You Hurt My Feelings (2023)
December 29, 2023 12:23 AM - Subscribe

A novelist's longstanding marriage is suddenly upended when she overhears her husband giving his honest reaction to her latest book.

From acclaimed filmmaker Nicole Holofcener comes a sharply observed comedy about a novelist whose long standing marriage is suddenly upended when she overhears her husband give his honest reaction to her latest book. A film about trust, lies, and the things we say to the people we love most.

Wendy Ide: The perceptive, wry dramas of Nicole Holofcener (Friends With Money) tend to share a similar approach. She chips away at the structural integrity of relationships, injects a needling doubt into the comfortable certainties of her upper-middle-class milieu, sits back and lets her characters tie themselves into knots. Modest in scope and saddled with an unfortunate, simpering score, You Hurt My Feelings lacks some of the bracing bite of her previous films, but it’s honest, acute and relatable.

Iana Murray:

The strength of the film lies in Holofcener’s screenplay, so witty and insightful that even when the story broaches some of its more unbelievable moments, the behavioural quirks they incite feel palpably real. Scenes often begin in the middle of a conversation — as if you’re eavesdropping on a passerby on the street — and yet the characters Holofcener has created are so fully realised that it takes no time to catch up with them.

The writer-director also taps into our everyday anxieties. Are our loved ones always sincere with us, or are they just saying what we want to hear? “The world is falling apart and this is what’s consuming you?” Don asks Beth at one point. But we can understand that such low-stakes dilemmas feel apocalyptic. The film’s title is an almost childish expression — but it reflects how such a betrayal reduces Beth to her most vulnerable. It’s a naive but ubiquitous desire: we all just want to be liked.

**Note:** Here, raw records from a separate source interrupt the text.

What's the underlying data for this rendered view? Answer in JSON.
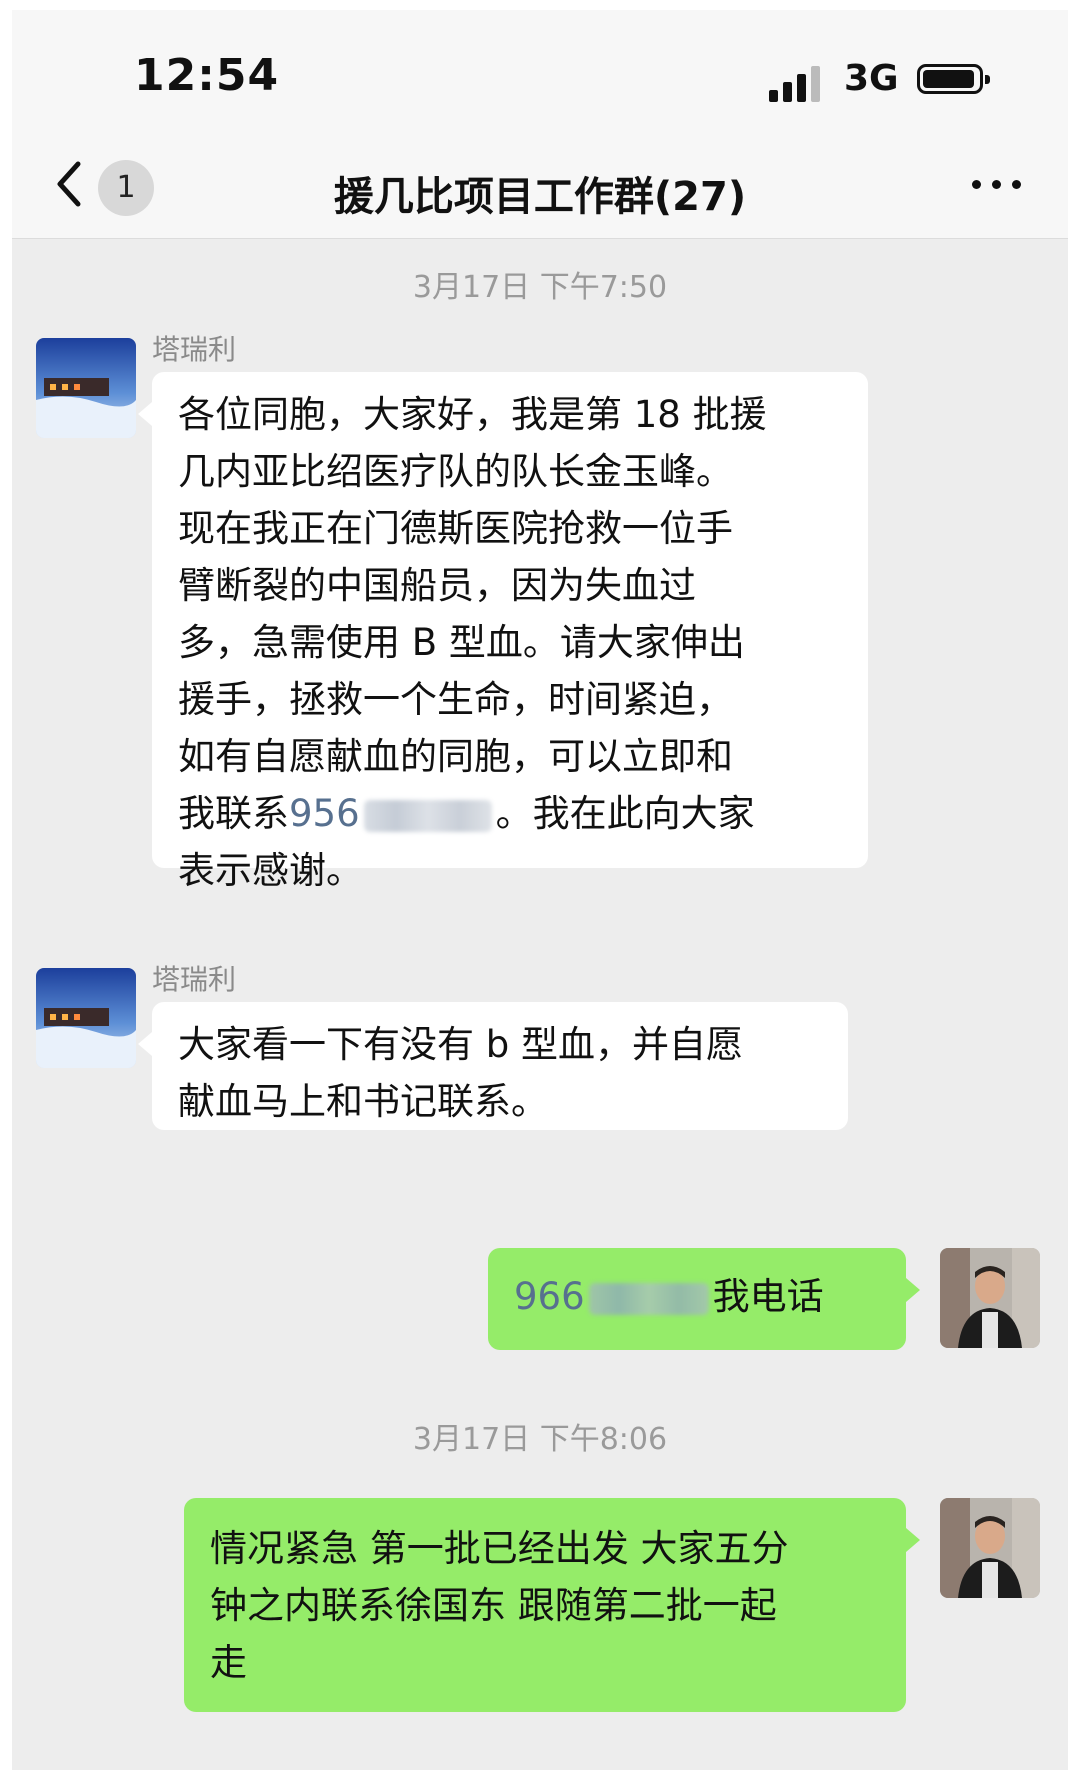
{
  "status_bar": {
    "time": "12:54",
    "network": "3G",
    "icons": [
      "signal-icon",
      "battery-icon"
    ]
  },
  "nav": {
    "back_icon": "chevron-left-icon",
    "unread_count": "1",
    "title": "援几比项目工作群(27)",
    "more_icon": "more-dots-icon"
  },
  "messages": [
    {
      "timestamp": "3月17日 下午7:50"
    },
    {
      "sender": "塔瑞利",
      "side": "left",
      "lines": [
        "各位同胞，大家好，我是第 18 批援",
        "几内亚比绍医疗队的队长金玉峰。",
        "现在我正在门德斯医院抢救一位手",
        "臂断裂的中国船员，因为失血过",
        "多，急需使用 B 型血。请大家伸出",
        "援手，拯救一个生命，时间紧迫，",
        "如有自愿献血的同胞，可以立即和"
      ],
      "line_before_phone": "我联系",
      "phone_visible": "956",
      "line_after_phone": "。我在此向大家",
      "last_line": "表示感谢。"
    },
    {
      "sender": "塔瑞利",
      "side": "left",
      "lines": [
        "大家看一下有没有 b 型血，并自愿",
        "献血马上和书记联系。"
      ]
    },
    {
      "side": "right",
      "phone_visible": "966",
      "text_after_phone": "我电话"
    },
    {
      "timestamp": "3月17日 下午8:06"
    },
    {
      "side": "right",
      "lines": [
        "情况紧急 第一批已经出发 大家五分",
        "钟之内联系徐国东 跟随第二批一起",
        "走"
      ]
    }
  ],
  "colors": {
    "chat_background": "#ededed",
    "left_bubble": "#ffffff",
    "right_bubble": "#95ec69",
    "phone_link": "#57708f",
    "timestamp_text": "#9a9a9a"
  }
}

Sara Michelle Fetters: You Hurt My Feelings lives up to its title. This is cringe comedy in the best of ways. I became increasingly anxious as I watched the film, my heart rate accelerating to the point I was nearly out of breath during critical junctures. The moment in which Eliot bares his soul to his parents — as he reveals hard truths every kid has thought but few have ever said aloud — shook me senseless. Another scene where Beth and Don realize how poorly they’ve remained intimately connected over the years while discussing anniversary gifts is hysterically heartbreaking, while a quiet moment between Sarah and Mark — when the latter is at his most nakedly vulnerable — brought tears to my eyes.

But there is catharsis and understanding to be found in this suffering. It’s not as if everyone is going to suddenly live their life spouting only truth and being bluntly honest with their loved ones, and that’s as it should be. But what is learned is that white lies, no matter how well-intentioned, can still hurt like the dickens; that concealing truths, no matter how painful, can unintentionally leave lasting scars; and that telling someone what they want to hear instead of what they need to hear isn’t necessarily a good thing. Sometimes, breaking up and going in separate directions is for the best, while sticking it out to the bitter end can make long-festering wounds worse, not better.

posted by Carillon (1 comment total) 1 user marked this as a favorite
So much great about this, but the ending overstays its welcome a bit. I loved the hurt she feels is both real but also petty. It's a great though in exploring the real emotions around relationships, which can be silly, even as they are important. The acting is great all around, and I do come away agreeing that Tobias Menzies isn't great at his job.
posted by Carillon at 12:30 AM on December 29, 2023 [2 favorites]

« Older For All Mankind: Legacy...   |  Movie: No Hard Feelings... Newer »

You are not logged in, either login or create an account to post comments